Documakers navigate N.Y. neighborhoods for their local 'love poem'

Marilyn Agrelo and Amy Sewell have been on a long journey with “Mad Hot Ballroom.” We’re not just talking about their trek from Slamdance to a $8 million-grossing national release via Paramount Classics to recently being shortlisted for Oscar docu category. They trekked far just to make the film.

They spent so much time traveling between three schools in Washington Heights, Tribeca and Bensonhurst that writer-producer Sewell stopped counting the mileage she was supposed to be tracking for tax purposes. That’s to say nothing of counting up the charges in parking tickets.

Agrelo, who is originally from Cuba, and Sewell, from the Midwest, spent months riding around in Sewell’s ancient minivan, enduring traffic jams and other urban inconveniences to film their singular New York story about 11-year-olds competing in a dance competition.

The filmmakers would start their days at 5 a.m. — Agrelo from Park Slope, Brooklyn, and Sewell from Tribeca — to start picking up crew and equipment. The group would either head up to Washington Heights, which took up a full day, or they’d split a day between the Tribeca and Bensonhurst schools. That often left one of their vital crew circling the schools for parking while the others rushed in with cameras rolling.

“By going to these three schools, we were really able to catch the uniqueness that is New York and its diversity,” says Sewell.

But in Washington Heights, they encountered some shady local elements — drug dealers. At one point, they were filming two girls on a street, with Agrelo walking backwards in front of the children.

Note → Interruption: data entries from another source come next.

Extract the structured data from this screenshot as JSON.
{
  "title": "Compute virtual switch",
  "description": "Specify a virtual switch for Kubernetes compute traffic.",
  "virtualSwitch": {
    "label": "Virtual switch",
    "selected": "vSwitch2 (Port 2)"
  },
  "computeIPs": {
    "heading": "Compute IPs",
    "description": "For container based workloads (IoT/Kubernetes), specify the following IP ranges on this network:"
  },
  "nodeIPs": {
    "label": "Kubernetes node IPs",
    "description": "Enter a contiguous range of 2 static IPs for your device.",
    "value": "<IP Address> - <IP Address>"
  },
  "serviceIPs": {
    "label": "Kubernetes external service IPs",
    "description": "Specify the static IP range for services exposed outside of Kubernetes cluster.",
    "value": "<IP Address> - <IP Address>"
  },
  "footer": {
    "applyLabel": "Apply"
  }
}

A group of men parted ways for them and said to each other, “Be cool, they have a microphone.”

Agrelo thought they were being polite. “I thanked them,” she says. “Then I realized that they weren’t doing that so as not to ruin the shot. They were in the middle of a deal.”

Another time, the crew returned to the van to find a dealer asking them to wait a second while he pulled his stash out of their tailpipe. “We became integrated into the neighborhood,” says Agrelo. “It’s weird to be validated by drug dealers, but it was really great.”

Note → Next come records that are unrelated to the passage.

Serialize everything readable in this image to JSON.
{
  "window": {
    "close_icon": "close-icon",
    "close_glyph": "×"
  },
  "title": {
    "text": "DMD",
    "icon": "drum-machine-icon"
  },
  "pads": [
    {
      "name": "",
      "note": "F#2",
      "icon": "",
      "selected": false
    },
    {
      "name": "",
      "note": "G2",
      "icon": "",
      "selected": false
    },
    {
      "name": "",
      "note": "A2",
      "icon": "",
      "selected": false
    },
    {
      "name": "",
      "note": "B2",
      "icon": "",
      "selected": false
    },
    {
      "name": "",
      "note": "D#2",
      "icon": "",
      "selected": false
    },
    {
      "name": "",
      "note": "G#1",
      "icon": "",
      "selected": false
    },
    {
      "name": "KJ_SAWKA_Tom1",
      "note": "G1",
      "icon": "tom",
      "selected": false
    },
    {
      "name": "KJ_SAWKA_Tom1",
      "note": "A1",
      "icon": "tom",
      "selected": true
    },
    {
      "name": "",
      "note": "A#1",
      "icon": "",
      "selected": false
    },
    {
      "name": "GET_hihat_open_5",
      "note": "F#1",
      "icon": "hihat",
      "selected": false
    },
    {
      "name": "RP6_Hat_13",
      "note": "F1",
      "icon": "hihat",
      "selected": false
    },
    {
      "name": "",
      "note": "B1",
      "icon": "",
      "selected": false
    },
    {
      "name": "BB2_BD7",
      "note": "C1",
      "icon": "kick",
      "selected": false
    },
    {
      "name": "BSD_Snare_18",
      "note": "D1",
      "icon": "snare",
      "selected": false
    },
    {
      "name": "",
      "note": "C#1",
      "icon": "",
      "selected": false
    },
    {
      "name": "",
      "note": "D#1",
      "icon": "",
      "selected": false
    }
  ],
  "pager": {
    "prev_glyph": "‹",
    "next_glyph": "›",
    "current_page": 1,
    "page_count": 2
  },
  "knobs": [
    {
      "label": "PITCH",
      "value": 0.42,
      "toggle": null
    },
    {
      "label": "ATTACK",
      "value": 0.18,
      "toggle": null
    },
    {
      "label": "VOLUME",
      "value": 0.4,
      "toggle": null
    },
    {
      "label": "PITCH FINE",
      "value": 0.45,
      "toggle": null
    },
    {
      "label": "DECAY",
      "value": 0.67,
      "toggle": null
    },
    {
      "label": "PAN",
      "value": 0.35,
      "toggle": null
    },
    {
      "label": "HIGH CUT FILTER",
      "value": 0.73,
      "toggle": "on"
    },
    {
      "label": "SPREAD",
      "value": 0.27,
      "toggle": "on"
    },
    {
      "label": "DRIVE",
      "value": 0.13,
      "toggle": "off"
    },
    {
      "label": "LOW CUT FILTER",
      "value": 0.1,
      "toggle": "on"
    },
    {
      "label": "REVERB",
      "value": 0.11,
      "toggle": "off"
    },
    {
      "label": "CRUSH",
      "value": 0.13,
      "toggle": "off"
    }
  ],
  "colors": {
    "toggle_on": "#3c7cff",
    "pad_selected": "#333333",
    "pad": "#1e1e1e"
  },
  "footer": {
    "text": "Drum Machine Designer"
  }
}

“The thing that attracted me most was that this was a story about New York and it had been my dream to tell a New York story,” she continues. “This was a real love poem to the city.”

A year after filming, Agrelo, who is working on a new feature, and Sewell keep in close touch with their young subjects. Before a recent appearance on “The Tony Danza Show” to promote the pic’s DVD release, Sewell took some of the girls shopping for new outfits in Washington Heights.

The movie’s concept will also live on. Agrelo and Sewell are consulting on a fictionalized version of the story for Paramount, which is not to be confused with a New Line project with Antonio Banderas that focuses on the ballroom-dancing teachers.